## Problem to work on
Write out each entry, exactly the way it appears.

Content starts

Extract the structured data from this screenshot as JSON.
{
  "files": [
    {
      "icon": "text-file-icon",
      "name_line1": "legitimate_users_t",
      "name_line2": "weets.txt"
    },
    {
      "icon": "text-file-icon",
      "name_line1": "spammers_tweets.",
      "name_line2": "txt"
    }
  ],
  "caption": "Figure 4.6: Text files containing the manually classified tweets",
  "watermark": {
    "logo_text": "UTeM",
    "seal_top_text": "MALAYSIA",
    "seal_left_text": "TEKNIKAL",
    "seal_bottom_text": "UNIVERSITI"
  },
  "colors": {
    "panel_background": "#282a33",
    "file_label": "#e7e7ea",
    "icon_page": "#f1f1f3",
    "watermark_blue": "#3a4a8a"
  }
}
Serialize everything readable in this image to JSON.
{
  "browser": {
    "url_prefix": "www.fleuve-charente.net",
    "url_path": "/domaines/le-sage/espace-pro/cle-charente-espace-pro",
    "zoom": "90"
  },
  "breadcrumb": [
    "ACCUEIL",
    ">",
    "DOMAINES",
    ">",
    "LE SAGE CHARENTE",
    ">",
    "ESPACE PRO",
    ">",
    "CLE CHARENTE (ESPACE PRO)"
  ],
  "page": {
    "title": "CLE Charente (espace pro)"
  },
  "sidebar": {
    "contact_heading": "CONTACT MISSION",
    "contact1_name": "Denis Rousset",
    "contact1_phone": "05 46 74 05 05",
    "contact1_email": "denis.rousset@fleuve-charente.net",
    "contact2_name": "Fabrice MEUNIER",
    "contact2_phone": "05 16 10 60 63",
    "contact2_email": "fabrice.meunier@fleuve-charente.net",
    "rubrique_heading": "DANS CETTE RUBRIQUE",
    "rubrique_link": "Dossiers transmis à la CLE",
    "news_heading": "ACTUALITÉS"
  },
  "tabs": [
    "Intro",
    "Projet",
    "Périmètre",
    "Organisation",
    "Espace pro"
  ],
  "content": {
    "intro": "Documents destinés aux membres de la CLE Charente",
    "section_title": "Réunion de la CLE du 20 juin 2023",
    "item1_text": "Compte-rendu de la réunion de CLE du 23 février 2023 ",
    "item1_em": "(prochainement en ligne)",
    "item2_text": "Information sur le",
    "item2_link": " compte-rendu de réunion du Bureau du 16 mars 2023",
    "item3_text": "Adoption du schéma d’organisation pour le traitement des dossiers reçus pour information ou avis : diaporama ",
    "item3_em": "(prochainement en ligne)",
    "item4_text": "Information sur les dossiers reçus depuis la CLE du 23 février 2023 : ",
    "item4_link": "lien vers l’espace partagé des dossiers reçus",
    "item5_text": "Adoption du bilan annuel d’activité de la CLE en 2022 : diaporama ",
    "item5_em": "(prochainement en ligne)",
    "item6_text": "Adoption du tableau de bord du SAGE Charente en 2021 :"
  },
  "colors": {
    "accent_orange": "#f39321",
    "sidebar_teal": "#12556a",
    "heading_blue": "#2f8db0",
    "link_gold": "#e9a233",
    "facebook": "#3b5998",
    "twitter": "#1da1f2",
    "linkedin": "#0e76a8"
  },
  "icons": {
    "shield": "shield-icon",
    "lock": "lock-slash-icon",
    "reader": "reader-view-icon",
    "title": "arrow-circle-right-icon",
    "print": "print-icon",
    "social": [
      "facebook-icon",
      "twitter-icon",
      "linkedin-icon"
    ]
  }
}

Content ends

## Problem solution
Extract the structured data from this screenshot as JSON.
{
  "files": [
    {
      "icon": "text-file-icon",
      "name_line1": "legitimate_users_t",
      "name_line2": "weets.txt"
    },
    {
      "icon": "text-file-icon",
      "name_line1": "spammers_tweets.",
      "name_line2": "txt"
    }
  ],
  "caption": "Figure 4.6: Text files containing the manually classified tweets",
  "watermark": {
    "logo_text": "UTeM",
    "seal_top_text": "MALAYSIA",
    "seal_left_text": "TEKNIKAL",
    "seal_bottom_text": "UNIVERSITI"
  },
  "colors": {
    "panel_background": "#282a33",
    "file_label": "#e7e7ea",
    "icon_page": "#f1f1f3",
    "watermark_blue": "#3a4a8a"
  }
}
Serialize everything readable in this image to JSON.
{
  "browser": {
    "url_prefix": "www.fleuve-charente.net",
    "url_path": "/domaines/le-sage/espace-pro/cle-charente-espace-pro",
    "zoom": "90"
  },
  "breadcrumb": [
    "ACCUEIL",
    ">",
    "DOMAINES",
    ">",
    "LE SAGE CHARENTE",
    ">",
    "ESPACE PRO",
    ">",
    "CLE CHARENTE (ESPACE PRO)"
  ],
  "page": {
    "title": "CLE Charente (espace pro)"
  },
  "sidebar": {
    "contact_heading": "CONTACT MISSION",
    "contact1_name": "Denis Rousset",
    "contact1_phone": "05 46 74 05 05",
    "contact1_email": "denis.rousset@fleuve-charente.net",
    "contact2_name": "Fabrice MEUNIER",
    "contact2_phone": "05 16 10 60 63",
    "contact2_email": "fabrice.meunier@fleuve-charente.net",
    "rubrique_heading": "DANS CETTE RUBRIQUE",
    "rubrique_link": "Dossiers transmis à la CLE",
    "news_heading": "ACTUALITÉS"
  },
  "tabs": [
    "Intro",
    "Projet",
    "Périmètre",
    "Organisation",
    "Espace pro"
  ],
  "content": {
    "intro": "Documents destinés aux membres de la CLE Charente",
    "section_title": "Réunion de la CLE du 20 juin 2023",
    "item1_text": "Compte-rendu de la réunion de CLE du 23 février 2023 ",
    "item1_em": "(prochainement en ligne)",
    "item2_text": "Information sur le",
    "item2_link": " compte-rendu de réunion du Bureau du 16 mars 2023",
    "item3_text": "Adoption du schéma d’organisation pour le traitement des dossiers reçus pour information ou avis : diaporama ",
    "item3_em": "(prochainement en ligne)",
    "item4_text": "Information sur les dossiers reçus depuis la CLE du 23 février 2023 : ",
    "item4_link": "lien vers l’espace partagé des dossiers reçus",
    "item5_text": "Adoption du bilan annuel d’activité de la CLE en 2022 : diaporama ",
    "item5_em": "(prochainement en ligne)",
    "item6_text": "Adoption du tableau de bord du SAGE Charente en 2021 :"
  },
  "colors": {
    "accent_orange": "#f39321",
    "sidebar_teal": "#12556a",
    "heading_blue": "#2f8db0",
    "link_gold": "#e9a233",
    "facebook": "#3b5998",
    "twitter": "#1da1f2",
    "linkedin": "#0e76a8"
  },
  "icons": {
    "shield": "shield-icon",
    "lock": "lock-slash-icon",
    "reader": "reader-view-icon",
    "title": "arrow-circle-right-icon",
    "print": "print-icon",
    "social": [
      "facebook-icon",
      "twitter-icon",
      "linkedin-icon"
    ]
  }
}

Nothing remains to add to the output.